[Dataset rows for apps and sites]
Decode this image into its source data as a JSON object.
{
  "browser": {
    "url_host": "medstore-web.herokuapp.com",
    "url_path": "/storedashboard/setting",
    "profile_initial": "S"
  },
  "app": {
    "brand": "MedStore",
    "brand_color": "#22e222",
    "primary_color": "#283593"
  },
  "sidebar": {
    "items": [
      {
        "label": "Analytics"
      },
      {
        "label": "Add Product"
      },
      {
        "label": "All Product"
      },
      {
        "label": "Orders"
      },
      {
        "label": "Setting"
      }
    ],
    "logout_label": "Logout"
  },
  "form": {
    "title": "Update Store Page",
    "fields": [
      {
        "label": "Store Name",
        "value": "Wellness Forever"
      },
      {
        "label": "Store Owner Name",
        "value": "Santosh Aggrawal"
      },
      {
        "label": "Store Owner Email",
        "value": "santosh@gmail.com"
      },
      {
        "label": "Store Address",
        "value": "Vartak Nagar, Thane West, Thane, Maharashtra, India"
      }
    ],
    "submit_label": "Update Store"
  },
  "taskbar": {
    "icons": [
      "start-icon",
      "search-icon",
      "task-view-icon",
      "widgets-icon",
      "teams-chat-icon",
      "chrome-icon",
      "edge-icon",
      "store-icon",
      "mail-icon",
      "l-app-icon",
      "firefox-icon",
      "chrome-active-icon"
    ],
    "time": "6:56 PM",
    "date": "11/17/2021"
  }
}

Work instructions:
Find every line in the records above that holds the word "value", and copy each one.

Output for this exercise:
        "value": "Wellness Forever"
        "value": "Santosh Aggrawal"
        "value": "santosh@gmail.com"
        "value": "Vartak Nagar, Thane West, Thane, Maharashtra, India"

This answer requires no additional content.